New York governors have historically lorded over the mayors of the state’s biggest city, and Andrew Cuomo proved that this year by quashing Bill de Blasio’s push to raises taxes on the rich. But by backing Cuomo when he needed it, de Blasio may be shifting the balance.
A self-described progressive and the first Democrat to run New York City in 20 years, de Blasio persuaded the union-backed Working Families Party to support Cuomo, a centrist governor running for re-election. The move allows Cuomo to run on both the Democratic and WFP lines on Nov. 4, preventing a liberal third-party candidate from draining votes in his race against Republican Rob Astorino.

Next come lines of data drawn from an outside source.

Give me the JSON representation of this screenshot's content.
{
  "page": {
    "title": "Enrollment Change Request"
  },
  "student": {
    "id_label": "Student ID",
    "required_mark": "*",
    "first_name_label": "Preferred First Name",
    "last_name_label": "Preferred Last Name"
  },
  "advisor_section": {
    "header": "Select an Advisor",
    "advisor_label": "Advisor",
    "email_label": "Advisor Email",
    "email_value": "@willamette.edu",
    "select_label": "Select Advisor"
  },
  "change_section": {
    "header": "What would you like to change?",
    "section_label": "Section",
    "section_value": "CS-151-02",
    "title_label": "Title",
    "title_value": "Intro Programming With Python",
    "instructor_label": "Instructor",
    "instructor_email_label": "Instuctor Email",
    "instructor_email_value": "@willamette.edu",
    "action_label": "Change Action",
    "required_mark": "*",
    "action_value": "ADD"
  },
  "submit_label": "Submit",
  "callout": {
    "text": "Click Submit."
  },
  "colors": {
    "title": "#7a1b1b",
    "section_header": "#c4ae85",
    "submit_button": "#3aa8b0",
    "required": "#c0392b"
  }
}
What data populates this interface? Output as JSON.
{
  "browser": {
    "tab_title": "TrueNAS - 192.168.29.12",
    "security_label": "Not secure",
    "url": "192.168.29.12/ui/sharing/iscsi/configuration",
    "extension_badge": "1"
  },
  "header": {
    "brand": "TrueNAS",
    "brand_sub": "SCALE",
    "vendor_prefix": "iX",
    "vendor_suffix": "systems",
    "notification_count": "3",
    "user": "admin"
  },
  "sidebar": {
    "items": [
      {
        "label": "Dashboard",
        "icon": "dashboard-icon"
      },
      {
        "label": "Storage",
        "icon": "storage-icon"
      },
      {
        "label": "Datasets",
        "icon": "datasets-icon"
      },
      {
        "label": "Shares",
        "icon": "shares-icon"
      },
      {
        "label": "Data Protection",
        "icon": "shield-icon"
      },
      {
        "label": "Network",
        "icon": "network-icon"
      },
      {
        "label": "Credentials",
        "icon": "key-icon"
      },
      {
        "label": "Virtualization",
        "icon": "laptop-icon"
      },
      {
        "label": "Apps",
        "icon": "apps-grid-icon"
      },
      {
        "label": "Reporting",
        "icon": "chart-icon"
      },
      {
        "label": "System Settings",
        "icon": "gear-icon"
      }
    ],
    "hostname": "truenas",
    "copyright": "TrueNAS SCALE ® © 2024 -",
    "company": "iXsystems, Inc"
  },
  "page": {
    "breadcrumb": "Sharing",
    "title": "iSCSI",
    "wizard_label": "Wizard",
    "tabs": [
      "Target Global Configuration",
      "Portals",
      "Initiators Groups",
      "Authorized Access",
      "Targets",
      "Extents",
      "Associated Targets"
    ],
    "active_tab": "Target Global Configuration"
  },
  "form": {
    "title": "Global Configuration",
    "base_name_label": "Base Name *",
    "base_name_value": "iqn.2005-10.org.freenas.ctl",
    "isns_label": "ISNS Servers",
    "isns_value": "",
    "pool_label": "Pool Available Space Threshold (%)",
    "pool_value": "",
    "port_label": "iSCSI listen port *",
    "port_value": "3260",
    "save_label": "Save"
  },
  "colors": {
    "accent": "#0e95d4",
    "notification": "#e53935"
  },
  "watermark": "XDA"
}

In New York City, a mayor needs state approval to install a red-light camera, let alone raise income taxes. De Blasio’s announcement came after Cuomo agreed to back the city’s right to set its own minimum wage and to decriminalize small amounts of marijuana for medical purposes. The municipality may also gain power to enact rent-control laws and win more funding for schools and affordable housing.
“De Blasio made a very simple political calculation: Cuomo’s going to win,” said William Cunningham, a political adviser to Governors Hugh Carey and Mario Cuomo as well as Mayor Michael Bloomberg. “De Blasio now has some chits when he goes to the governor and says, ‘This is what New York City needs.’”
Before de Blasio’s involvement in the race, Cuomo had been cast by some WFP members as a cynical politician who built a campaign treasury of more than $30 million by accepting donations from corporate executives.
De Blasio blunted that by putting his progressive bona fides on the line and securing WFP support for the first-term governor.
The mayor, who supports gun control, also backed Cuomo’s running mate for lieutenant governor, Kathy Hochul, overlooking her past endorsement from the National Rifle Association.
“It was difficult to watch someone you admire as a progressive endorsing someone who is not a progressive,” Tim Wu, Hochul’s challenger, said in an interview, referring to de Blasio. “On the other hand, if in the long run somehow this achieves progressive goals, I guess somehow it’s a worthy sacrifice.”